For an agency, working with O2 is not a walk in the park so what does it take to make the relationship work?
With both B2B and consumer facing divisions, O2 is a multifaceted brand so structured in such a way that all agencies in its roster than happen to be working on a project – no matter how small – must report in to the ‘master agency’, Lambie Nairn. This “matrix of agencies” have to attend weekly brand clinics and this extra layer of sign off, the brand admits, can be challenging.
But that doesn’t stop agencies queuing up for a slice of its business. So what can they do to curry favour? The Drum caught up with recently named head of marketing for O2 Commerce and Weve, Helen Miall – who will be speaking at The Drum’s Brief Encounters event this week (20 October) – to find out her tips for working with the brand.
"When agencies first start thinking about ideas that they can pitch around they need to be asking the right questions," said Miall. "If they have interrogated me then the result tends to be much more accurate and in line with the vision for what I want. [Asking the right questions] can bring out the things I might not necessarily have thought were important at first.”
Respond to my emails
“When I pitch stuff I go to a couple of agencies within the roster and I have to move quite quickly. So if someone takes a week just to acknowledge my email then it puts them out of the running. If they’re not responsive to my initial email then I feel that it gives a good indication they won’t prioritise [my work],” she continued.
Build a good relationship.
Honesty is the best policy when it comes to working with O2.
“I want to manage my expectations. So I’d rather hear a yes or no than a level of ambiguity when it comes to things like dates. It also helps manages expectations internally,” said Miall.
But that also means having a good relationship with fellow agencies. Based on her previous experience at brands other than O2, Miall vented frustrations at barriers in place between creative and media agencies, which result in information not being shared freely.
“In my previous roles, I‘ve felt like it has been up to me as a client to push for that because the agency wasn’t proactive in seeking that collaboration.”
Miall will be speaking alongside marketers from Coca-Cola and Microsoft on a panel titled 'What do brands really want' at The Drum's Brief Encounters event on 20 October.
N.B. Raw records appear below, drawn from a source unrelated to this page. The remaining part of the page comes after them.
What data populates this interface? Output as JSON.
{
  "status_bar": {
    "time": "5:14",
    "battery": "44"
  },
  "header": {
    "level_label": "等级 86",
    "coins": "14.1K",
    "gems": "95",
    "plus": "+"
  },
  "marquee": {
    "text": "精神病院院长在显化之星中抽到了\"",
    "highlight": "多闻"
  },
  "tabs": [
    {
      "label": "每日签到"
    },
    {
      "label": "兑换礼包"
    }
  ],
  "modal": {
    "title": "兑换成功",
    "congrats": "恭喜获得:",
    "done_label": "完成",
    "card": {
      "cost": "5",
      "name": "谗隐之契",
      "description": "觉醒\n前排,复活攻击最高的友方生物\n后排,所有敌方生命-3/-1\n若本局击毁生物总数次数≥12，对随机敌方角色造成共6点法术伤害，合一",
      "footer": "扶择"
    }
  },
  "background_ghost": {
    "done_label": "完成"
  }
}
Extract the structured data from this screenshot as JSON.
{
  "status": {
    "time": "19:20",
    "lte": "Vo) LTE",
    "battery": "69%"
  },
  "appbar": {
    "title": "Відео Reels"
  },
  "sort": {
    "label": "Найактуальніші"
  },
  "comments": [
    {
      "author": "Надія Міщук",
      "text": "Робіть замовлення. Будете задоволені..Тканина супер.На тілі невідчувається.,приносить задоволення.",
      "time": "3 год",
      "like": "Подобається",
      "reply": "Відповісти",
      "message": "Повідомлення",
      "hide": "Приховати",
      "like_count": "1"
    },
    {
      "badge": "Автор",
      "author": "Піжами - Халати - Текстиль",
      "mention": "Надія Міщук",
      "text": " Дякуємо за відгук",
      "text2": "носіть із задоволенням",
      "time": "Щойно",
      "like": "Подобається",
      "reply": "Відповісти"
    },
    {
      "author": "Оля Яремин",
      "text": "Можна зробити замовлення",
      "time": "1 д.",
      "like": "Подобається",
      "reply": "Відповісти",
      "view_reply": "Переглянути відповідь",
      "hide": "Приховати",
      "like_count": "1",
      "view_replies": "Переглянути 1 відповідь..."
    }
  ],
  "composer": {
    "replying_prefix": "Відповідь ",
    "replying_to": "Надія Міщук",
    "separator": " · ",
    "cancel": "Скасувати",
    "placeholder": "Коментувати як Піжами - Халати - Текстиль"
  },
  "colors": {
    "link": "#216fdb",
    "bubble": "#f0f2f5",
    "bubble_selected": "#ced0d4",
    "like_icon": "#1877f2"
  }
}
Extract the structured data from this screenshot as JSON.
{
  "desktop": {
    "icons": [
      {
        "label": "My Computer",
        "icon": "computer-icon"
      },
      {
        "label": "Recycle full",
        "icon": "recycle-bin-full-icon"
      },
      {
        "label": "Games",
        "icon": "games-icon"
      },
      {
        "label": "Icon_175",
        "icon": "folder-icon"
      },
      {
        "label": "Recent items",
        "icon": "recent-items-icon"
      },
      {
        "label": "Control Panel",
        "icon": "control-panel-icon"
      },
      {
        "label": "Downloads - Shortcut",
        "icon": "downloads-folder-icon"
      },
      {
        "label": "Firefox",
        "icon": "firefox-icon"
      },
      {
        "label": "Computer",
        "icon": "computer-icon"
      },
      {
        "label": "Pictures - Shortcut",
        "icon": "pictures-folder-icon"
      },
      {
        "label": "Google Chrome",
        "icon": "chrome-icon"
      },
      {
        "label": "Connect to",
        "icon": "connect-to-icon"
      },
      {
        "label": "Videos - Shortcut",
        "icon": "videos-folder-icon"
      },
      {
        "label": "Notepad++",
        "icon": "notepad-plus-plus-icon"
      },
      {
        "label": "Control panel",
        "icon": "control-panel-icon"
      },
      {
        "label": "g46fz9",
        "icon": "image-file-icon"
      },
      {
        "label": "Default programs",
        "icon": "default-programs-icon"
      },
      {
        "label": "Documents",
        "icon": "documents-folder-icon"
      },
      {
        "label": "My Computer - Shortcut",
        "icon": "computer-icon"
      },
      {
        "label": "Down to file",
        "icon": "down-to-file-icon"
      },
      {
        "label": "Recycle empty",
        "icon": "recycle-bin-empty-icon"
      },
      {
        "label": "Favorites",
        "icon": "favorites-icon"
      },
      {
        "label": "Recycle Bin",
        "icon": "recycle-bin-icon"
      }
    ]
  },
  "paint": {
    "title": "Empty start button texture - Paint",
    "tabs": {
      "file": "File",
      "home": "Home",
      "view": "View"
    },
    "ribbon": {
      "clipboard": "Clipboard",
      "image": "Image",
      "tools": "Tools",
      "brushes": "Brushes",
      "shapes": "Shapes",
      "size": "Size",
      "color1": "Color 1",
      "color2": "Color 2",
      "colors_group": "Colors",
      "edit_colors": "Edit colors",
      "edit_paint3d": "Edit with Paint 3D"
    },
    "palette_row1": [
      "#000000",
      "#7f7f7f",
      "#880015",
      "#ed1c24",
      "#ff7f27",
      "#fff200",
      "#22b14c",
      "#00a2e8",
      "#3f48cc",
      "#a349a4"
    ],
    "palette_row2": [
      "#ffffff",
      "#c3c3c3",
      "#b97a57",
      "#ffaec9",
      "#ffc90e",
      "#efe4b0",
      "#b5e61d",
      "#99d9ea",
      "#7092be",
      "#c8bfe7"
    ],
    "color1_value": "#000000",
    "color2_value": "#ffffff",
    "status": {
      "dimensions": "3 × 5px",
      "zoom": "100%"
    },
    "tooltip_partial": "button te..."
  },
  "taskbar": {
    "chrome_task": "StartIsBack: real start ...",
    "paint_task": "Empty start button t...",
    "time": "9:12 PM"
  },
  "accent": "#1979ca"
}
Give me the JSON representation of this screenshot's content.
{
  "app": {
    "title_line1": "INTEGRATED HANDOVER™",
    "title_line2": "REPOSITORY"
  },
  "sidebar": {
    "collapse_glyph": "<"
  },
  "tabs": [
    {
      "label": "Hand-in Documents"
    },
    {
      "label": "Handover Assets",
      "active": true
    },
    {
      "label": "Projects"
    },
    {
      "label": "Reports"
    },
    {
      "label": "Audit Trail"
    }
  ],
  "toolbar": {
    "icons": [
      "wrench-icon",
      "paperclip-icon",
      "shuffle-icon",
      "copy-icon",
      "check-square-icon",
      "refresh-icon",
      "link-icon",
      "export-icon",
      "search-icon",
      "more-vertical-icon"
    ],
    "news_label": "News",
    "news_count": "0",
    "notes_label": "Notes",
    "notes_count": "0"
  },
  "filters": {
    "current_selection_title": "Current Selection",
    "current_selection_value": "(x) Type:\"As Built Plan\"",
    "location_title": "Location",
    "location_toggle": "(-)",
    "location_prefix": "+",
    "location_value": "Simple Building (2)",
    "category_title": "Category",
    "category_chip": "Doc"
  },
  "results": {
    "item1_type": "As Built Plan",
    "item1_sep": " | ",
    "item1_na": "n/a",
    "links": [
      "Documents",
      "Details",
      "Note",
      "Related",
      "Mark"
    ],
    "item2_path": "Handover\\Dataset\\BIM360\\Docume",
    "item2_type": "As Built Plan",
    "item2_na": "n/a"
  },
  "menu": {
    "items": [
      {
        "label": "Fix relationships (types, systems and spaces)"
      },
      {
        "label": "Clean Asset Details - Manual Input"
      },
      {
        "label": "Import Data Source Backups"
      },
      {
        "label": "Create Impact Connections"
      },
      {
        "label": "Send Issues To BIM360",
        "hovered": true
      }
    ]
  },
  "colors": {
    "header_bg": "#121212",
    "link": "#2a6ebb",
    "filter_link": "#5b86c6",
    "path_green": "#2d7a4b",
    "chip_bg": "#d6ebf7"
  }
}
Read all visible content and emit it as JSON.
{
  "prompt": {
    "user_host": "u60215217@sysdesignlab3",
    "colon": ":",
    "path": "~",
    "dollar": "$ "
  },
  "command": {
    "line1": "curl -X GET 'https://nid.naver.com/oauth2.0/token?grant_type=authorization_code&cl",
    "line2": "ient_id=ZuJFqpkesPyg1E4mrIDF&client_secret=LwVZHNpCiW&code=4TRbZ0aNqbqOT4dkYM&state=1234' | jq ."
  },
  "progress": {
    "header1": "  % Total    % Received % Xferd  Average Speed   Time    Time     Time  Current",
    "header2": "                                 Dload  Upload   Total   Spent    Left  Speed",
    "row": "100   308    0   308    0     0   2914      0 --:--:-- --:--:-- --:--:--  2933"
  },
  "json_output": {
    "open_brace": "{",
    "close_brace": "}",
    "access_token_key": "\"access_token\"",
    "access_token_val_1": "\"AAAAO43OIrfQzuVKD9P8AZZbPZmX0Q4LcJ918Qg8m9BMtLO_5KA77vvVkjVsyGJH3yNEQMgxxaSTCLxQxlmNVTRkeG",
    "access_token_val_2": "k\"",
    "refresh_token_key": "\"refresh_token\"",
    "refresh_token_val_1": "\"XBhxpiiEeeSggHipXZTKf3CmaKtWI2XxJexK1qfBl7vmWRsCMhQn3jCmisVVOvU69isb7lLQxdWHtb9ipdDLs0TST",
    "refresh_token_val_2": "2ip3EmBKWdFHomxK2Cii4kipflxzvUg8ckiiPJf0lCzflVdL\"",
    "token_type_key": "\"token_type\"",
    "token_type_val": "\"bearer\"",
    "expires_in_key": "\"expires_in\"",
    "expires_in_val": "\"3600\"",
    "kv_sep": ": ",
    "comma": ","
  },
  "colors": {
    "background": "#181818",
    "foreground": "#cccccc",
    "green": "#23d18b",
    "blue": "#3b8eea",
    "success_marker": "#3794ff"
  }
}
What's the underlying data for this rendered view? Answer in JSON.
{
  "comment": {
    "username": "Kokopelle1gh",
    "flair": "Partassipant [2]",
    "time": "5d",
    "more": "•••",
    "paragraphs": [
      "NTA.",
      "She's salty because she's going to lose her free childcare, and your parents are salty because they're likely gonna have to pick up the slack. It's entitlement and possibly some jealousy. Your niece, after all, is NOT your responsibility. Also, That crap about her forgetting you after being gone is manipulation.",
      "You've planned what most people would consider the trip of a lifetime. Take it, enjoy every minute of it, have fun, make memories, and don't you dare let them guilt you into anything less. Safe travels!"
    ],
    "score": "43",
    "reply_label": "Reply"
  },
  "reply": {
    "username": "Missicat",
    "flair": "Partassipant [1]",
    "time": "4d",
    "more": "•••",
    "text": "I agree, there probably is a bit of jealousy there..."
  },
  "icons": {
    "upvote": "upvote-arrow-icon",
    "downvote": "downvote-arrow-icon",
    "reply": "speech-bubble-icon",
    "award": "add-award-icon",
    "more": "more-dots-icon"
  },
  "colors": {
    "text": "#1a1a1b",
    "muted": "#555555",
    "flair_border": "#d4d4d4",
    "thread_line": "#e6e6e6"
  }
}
For more information on Brief Encounters and to buy tickets visit the website.